Qualicum Beach Airport 49°20′14″N 124°23′38″W / 49.33722°N 124.39389°W / 49.33722; -124.39389 (Qualicum Beach Airport)
E and N Railway station 49°20′58″N 124°26′48″W / 49.349559°N 124.446784°W / 49.349559; -124.446784 (E and N Railway Station)

Image gallery[edit]

See also[edit]


  1. ^ "British Columbia Regional Districts, Municipalities, Corporate Name, Date of Incorporation and Postal Address" (XLS). British Columbia Ministry of Communities, Sport and Cultural Development. Retrieved November 2, 2014.
  2. ^ "Census Profile, 2016 Census". Statistics Canada. Retrieved 1 July 2019.
  3. ^ a b Francis (ed), Daniel (2000) [1999]. Francis, Daniel (ed.). Encyclopedia of British Columbia.
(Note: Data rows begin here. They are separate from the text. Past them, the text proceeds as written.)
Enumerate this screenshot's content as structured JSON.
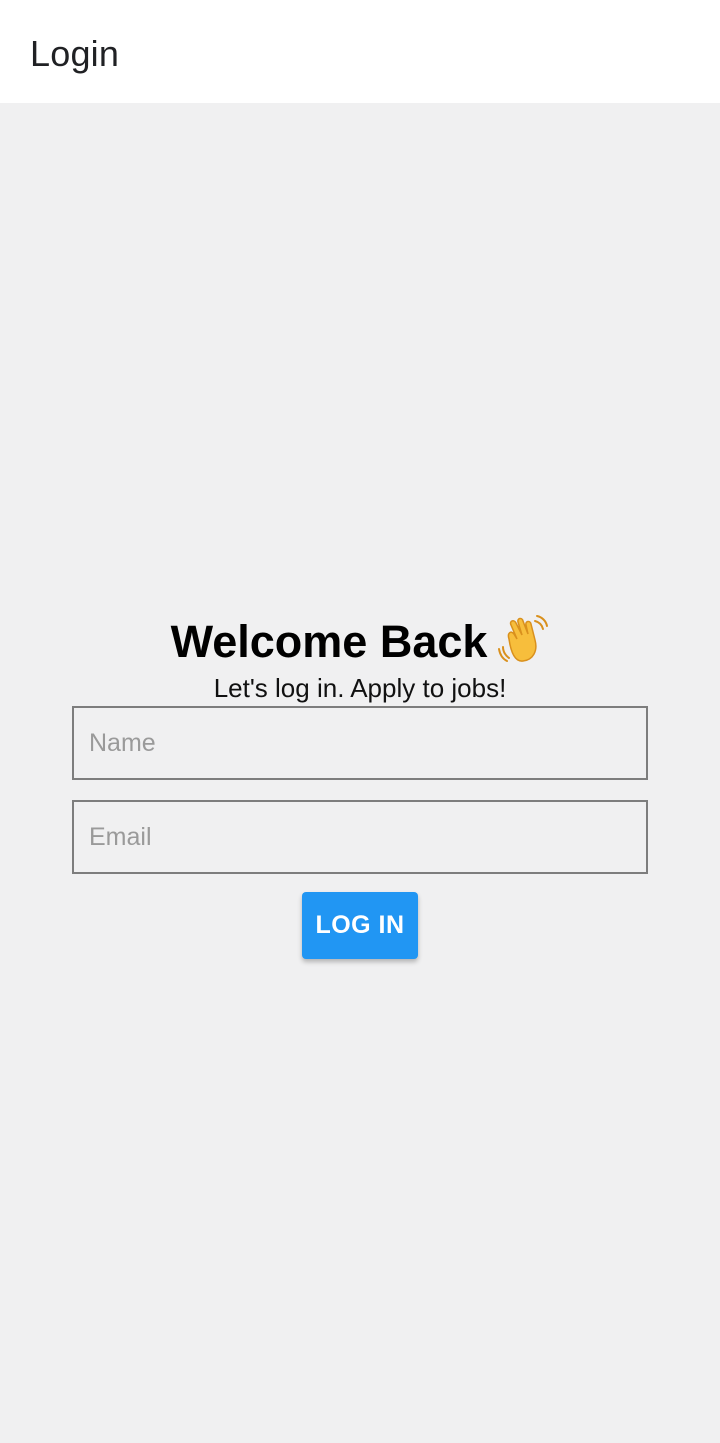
{
  "app_bar": {
    "title": "Login"
  },
  "login": {
    "heading": "Welcome Back",
    "heading_icon": "waving-hand-icon",
    "subheading": "Let's log in. Apply to jobs!",
    "name_field": {
      "value": "",
      "placeholder": "Name"
    },
    "email_field": {
      "value": "",
      "placeholder": "Email"
    },
    "button_label": "LOG IN"
  },
  "colors": {
    "background": "#f0f0f1",
    "app_bar": "#ffffff",
    "accent": "#2196f3",
    "field_border": "#7d7d7d",
    "placeholder": "#9a9a9a"
  }
}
Harbour Publishing. p. 585. ISBN 1-55017-200-X.CS1 maint: extra text: authors list (link)
  4. ^ Francis (ed), Daniel (2000) [1999]. Francis, Daniel (ed.). Encyclopedia of British Columbia. Harbour Publishing. p. 346. ISBN 1-55017-200-X.CS1 maint: extra text: authors list (link)
  5. ^ "Horne Lake". BC Geographical Names.
  6. ^ Mackie, Richard Somerset (1995). The Wilderness Profound, Victorian Life on the Gulf of Georgia. Victoria, BC: Sono Nis Press. ISBN 1-55039-058-9.
  7. ^ Town of Qualicum Beach web site, Early Days in Qualicum Retrieved June 30, 2019
  8. ^ The Homeroom: Qualicum College Retrieved June 30, 2019
  9. ^ http://www.archives.gov.on.ca/en/explore/online/d_day/big/big_16_minesweeper.aspx Image of HMS Qualicum in Ontario Archives
  10. ^ See the Local Government Act, RSBC 1996, chapter 323
  11. ^ NRGH web site. Retrieved June 30, 2019.
  12. ^ Environment Canada, Canadian Climate Normals 1971-2000, Qualicum River
  13. ^ BC Ministry of Environment: Soils Of Southeast Vancouver Island Parksville, Qualicum Beach, Courtenay, And Port Alberni Areas, Jurgen, 1989 Archived 2005-03-16 at the Wayback Machine ISBN 0-7726-0907-1
  14. ^ "The Ecology of the Coastal Douglas Fir Zone Ministry of Forests, March 1999". Archived from the original on 2005-03-16. Retrieved 2006-10-14.
  15. ^ Environment CanadaCanadian Climate Normals 1981-2010 Station Data, accessed 7 November 2016

External links[edit]